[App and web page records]
○ ○ ○ ○ ○
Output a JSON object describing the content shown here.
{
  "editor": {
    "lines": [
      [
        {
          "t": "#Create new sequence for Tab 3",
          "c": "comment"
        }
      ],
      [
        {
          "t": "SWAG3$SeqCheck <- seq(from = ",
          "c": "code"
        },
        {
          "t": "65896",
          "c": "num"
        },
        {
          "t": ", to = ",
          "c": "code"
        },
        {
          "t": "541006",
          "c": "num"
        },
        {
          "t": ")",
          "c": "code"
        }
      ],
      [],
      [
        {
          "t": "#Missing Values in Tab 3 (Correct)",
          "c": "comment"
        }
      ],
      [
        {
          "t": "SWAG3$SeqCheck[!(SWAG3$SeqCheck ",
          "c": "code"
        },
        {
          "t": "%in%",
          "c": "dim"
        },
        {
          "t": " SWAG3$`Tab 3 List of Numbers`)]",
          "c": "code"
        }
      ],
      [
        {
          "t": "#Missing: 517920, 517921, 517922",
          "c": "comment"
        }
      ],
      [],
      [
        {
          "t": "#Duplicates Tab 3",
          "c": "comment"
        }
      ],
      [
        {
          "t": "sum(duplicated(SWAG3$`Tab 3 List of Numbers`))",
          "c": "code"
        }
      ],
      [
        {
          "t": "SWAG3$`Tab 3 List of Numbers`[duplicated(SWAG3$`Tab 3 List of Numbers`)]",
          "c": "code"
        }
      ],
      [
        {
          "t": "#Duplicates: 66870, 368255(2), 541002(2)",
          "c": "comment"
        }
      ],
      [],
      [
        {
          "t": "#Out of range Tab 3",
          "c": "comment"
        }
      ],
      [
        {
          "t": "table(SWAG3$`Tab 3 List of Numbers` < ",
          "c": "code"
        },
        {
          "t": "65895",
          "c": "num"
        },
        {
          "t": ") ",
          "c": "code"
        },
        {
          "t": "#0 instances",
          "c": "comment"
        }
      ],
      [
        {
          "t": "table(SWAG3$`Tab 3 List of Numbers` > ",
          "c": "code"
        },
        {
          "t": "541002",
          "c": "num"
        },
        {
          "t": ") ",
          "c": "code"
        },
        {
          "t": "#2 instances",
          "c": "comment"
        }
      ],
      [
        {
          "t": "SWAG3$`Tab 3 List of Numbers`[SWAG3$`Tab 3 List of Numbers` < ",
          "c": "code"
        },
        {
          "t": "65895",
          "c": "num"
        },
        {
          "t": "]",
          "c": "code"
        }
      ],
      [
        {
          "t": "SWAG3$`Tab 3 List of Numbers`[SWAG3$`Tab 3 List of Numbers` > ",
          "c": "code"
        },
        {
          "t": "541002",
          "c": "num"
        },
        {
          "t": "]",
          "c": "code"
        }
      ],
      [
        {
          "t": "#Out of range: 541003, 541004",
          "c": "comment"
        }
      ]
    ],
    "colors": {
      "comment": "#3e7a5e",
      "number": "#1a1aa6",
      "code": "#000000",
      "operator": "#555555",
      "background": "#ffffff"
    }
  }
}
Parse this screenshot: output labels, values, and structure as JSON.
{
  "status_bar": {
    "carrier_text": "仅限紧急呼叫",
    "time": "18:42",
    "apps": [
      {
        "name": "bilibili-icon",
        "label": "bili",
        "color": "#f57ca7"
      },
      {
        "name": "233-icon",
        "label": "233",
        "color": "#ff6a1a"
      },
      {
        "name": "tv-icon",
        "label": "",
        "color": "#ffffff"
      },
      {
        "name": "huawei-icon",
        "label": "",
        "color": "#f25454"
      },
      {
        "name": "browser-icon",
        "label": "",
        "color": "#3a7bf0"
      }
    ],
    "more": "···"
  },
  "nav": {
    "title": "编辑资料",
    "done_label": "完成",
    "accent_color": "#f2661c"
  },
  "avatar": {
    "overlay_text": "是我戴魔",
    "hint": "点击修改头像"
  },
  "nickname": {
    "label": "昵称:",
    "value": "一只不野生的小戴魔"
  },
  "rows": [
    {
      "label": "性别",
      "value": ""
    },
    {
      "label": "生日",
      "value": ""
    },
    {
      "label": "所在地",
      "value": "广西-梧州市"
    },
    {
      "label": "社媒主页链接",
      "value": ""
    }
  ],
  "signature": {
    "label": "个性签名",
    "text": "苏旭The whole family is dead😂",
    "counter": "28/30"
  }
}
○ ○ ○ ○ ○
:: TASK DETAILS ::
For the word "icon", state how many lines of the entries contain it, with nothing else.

:: EXERCISE SOLUTION ::
5